# Assignment
Retype the tail of the data exactly, starting at the line containing "Give me the" and stopping at the last line.

----

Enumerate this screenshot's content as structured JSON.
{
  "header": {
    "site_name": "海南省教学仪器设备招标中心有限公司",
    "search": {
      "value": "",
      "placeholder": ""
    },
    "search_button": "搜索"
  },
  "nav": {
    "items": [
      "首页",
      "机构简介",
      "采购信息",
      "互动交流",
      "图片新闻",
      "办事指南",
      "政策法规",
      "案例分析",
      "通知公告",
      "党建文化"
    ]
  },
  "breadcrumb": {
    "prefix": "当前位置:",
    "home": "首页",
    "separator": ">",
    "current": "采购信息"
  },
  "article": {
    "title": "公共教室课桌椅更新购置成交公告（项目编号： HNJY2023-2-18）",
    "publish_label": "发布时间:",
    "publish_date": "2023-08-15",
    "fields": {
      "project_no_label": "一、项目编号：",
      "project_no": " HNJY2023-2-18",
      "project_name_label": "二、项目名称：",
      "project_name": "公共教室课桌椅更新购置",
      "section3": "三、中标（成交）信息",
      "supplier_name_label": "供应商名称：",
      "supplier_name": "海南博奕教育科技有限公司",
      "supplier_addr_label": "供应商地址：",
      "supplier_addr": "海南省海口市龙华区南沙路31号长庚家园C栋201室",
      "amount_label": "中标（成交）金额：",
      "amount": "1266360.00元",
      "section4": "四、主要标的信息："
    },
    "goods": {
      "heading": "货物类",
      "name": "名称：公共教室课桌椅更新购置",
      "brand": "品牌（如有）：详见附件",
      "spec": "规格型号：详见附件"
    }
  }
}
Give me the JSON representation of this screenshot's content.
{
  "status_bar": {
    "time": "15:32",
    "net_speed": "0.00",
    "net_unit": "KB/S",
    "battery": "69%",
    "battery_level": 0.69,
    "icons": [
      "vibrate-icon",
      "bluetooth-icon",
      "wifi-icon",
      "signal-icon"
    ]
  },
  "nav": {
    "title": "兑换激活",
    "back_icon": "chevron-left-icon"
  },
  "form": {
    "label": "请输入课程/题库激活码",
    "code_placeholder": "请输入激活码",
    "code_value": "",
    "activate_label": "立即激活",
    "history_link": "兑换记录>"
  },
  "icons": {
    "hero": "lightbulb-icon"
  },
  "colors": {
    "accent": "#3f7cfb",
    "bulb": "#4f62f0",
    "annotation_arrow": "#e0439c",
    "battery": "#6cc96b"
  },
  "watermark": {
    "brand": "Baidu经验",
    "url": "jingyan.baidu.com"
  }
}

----

# Answer to this exercise
Give me the JSON representation of this screenshot's content.
{
  "status_bar": {
    "time": "15:32",
    "net_speed": "0.00",
    "net_unit": "KB/S",
    "battery": "69%",
    "battery_level": 0.69,
    "icons": [
      "vibrate-icon",
      "bluetooth-icon",
      "wifi-icon",
      "signal-icon"
    ]
  },
  "nav": {
    "title": "兑换激活",
    "back_icon": "chevron-left-icon"
  },
  "form": {
    "label": "请输入课程/题库激活码",
    "code_placeholder": "请输入激活码",
    "code_value": "",
    "activate_label": "立即激活",
    "history_link": "兑换记录>"
  },
  "icons": {
    "hero": "lightbulb-icon"
  },
  "colors": {
    "accent": "#3f7cfb",
    "bulb": "#4f62f0",
    "annotation_arrow": "#e0439c",
    "battery": "#6cc96b"
  },
  "watermark": {
    "brand": "Baidu经验",
    "url": "jingyan.baidu.com"
  }
}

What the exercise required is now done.